I called Michael Edward, Michael Brown six times in class on Friday. Each time he looked at me, eyes wide with confusion. It took me till Saturday for me to realize that I was calling him the name of a boy shot by the police.

Ms. Pitts had left early that Friday, and I had Marion Ramsey in my room. Marion, whose father was killed in a drive by this July. How can I teach him that violence does not solve violence? Is there a way I can jam the gears that pull pain up and around again?

I’m always listening for the copier to choke on the paper. When it does, I take apart the machine, reach my arms into the crevices, spin the rollers under my hands, just like Ms. B taught me. Later, I will find ink coloring my fingers. You can’t heal brokenness without touch, and you can’t touch something and leave unmarked.

I went to Mrs. Henderson’s church this Sunday, the Sunday before school started. The message was about God’s guidance through fire, through brokenness, through pain. Afterwards, she took my hands in hers. “You’ll never know how much this means to me,” she said.

Jamison can’t read. When he takes his medicine, he’s a zombie. When he doesn’t, he’s running his hands over the ground as if he can read the soul of the earth. Once, after recess, he dropped grass in the hallway. I tried to have him pick it up, but it took too long. He was too slow. We didn’t have a broom.

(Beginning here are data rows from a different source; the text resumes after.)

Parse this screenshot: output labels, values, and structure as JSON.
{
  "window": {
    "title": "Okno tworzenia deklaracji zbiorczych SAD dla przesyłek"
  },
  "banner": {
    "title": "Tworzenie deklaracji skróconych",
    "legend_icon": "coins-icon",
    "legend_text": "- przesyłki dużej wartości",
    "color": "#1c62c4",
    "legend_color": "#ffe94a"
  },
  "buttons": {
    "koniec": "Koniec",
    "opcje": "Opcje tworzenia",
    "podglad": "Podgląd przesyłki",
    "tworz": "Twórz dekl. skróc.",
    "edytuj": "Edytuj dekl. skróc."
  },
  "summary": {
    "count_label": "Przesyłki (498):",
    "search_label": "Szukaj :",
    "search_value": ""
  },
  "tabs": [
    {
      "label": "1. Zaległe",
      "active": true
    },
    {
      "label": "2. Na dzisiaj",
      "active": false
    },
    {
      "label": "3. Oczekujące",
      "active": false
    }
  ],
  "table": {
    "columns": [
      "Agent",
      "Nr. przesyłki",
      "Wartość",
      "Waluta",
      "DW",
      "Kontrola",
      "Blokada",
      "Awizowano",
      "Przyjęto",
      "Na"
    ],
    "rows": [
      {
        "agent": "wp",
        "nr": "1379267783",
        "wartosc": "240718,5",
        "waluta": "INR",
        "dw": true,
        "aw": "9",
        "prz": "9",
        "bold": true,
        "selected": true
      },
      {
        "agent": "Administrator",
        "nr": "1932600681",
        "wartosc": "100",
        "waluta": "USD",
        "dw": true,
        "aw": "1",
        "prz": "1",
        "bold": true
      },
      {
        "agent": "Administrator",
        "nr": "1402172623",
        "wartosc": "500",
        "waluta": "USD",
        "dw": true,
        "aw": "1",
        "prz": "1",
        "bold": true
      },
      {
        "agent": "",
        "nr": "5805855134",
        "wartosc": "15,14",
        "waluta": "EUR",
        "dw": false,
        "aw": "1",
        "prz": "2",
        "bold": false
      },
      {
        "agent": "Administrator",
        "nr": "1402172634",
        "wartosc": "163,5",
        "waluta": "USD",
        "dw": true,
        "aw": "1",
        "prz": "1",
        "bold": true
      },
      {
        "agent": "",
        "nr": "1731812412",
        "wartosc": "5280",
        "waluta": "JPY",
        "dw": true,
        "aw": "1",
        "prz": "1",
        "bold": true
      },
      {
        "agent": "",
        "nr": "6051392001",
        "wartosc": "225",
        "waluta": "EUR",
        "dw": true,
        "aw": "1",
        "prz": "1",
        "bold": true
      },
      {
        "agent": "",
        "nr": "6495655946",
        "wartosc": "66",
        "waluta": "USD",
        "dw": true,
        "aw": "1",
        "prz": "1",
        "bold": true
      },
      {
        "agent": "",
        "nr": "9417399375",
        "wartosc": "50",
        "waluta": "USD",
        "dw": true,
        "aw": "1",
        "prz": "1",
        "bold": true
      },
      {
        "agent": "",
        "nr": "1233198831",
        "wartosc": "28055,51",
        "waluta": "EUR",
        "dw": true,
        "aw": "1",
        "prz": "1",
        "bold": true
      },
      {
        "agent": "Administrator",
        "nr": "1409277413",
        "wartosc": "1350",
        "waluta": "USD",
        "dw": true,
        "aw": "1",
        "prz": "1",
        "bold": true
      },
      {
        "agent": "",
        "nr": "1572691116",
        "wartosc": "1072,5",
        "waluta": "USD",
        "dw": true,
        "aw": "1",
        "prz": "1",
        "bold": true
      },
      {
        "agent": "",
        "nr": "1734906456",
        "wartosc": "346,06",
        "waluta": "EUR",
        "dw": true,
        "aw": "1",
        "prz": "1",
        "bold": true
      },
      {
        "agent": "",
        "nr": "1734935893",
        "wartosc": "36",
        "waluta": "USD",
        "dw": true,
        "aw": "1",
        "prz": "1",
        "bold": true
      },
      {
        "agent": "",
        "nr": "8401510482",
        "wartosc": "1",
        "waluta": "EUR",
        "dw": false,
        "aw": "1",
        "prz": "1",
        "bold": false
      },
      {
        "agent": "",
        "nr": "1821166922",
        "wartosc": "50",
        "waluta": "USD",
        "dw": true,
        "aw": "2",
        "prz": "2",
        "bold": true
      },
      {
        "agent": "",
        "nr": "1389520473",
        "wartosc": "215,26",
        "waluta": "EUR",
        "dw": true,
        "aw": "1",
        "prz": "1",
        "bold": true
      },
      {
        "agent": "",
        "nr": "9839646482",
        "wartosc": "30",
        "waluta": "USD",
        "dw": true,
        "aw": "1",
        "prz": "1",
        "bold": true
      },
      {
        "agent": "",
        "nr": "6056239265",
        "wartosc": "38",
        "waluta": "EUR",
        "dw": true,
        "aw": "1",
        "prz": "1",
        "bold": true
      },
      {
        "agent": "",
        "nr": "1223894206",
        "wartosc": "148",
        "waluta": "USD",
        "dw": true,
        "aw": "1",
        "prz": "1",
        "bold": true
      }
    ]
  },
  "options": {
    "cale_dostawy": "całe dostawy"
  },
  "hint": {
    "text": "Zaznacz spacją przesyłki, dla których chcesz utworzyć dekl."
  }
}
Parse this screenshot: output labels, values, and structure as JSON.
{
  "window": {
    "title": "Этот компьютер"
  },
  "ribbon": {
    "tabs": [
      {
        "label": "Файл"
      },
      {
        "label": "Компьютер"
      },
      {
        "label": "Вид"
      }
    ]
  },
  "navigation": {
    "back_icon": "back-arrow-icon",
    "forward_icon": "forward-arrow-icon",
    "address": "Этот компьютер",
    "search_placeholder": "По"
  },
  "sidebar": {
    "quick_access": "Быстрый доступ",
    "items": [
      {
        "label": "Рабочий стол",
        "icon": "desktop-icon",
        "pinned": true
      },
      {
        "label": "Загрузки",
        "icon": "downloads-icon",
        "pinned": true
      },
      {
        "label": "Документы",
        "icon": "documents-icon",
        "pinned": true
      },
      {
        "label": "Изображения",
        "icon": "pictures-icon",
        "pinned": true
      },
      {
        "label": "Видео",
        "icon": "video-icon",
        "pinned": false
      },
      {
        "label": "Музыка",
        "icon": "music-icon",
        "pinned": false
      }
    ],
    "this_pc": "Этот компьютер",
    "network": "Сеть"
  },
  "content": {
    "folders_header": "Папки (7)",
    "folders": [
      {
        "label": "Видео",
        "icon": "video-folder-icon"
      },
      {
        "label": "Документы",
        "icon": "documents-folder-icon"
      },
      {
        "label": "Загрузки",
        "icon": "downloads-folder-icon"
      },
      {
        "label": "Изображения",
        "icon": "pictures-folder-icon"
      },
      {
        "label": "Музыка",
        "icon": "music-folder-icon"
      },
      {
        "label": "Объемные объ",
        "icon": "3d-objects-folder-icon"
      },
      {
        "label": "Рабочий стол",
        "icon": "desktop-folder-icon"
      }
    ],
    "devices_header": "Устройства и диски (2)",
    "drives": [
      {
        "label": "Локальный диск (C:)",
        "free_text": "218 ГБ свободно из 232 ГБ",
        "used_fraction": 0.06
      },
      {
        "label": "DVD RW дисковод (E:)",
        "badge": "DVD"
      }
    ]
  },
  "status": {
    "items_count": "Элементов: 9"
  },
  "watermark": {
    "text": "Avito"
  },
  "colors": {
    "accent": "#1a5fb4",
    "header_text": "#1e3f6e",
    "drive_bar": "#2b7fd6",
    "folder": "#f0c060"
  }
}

I’m praying as I fall asleep that I will become a warrior for my students while demons try to steal them away. Just Thursday I saw the “1”s littering the page of their test scores, and if it is true that prison cells are built by literacy rates in minority children, I am on the front lines of a war.

Ricky cries easily, talks slowly, and exudes differentness. But when he answered in class, cool Tyron flipped around in his chair, grinned, and gave him a high five.

Don’t mistake my children for felons. Don’t mistake the ink-smudges on my hands for filth. Don’t mistake this pain for hopelessness.

Glory. Glory. Hallelujah.

Glory. Glory. Hallelujah.

 

 

Pop Links 9.30.14: ATL Cheating Scandal Trial; Afro-American Girls’ School Troubles; Free Microsoft Office for Students

 

  • Yesterday began the trial for Atlanta school administrators accused of changing student answers on standardized tests. NPR analyzes how high stakes No Child Left Behind testing may have instigated administrators’ alleged deceitful behavior.
  • When Obama started his “My Brother’s Keeper” initiative to help young men of color, many critics asked, “what about the girls?” A recently released report about the disproportionate struggles African American girls face in school seems to validate the criticism.
  • Your students (and soon, you) may qualify to receive Microsoft Office software for free! Find out more about the initiative and whether your students fit the criteria here.
  • TFANet Resource: Figurative Language
By |September 30th, 2014|Pop Links|0 Comments|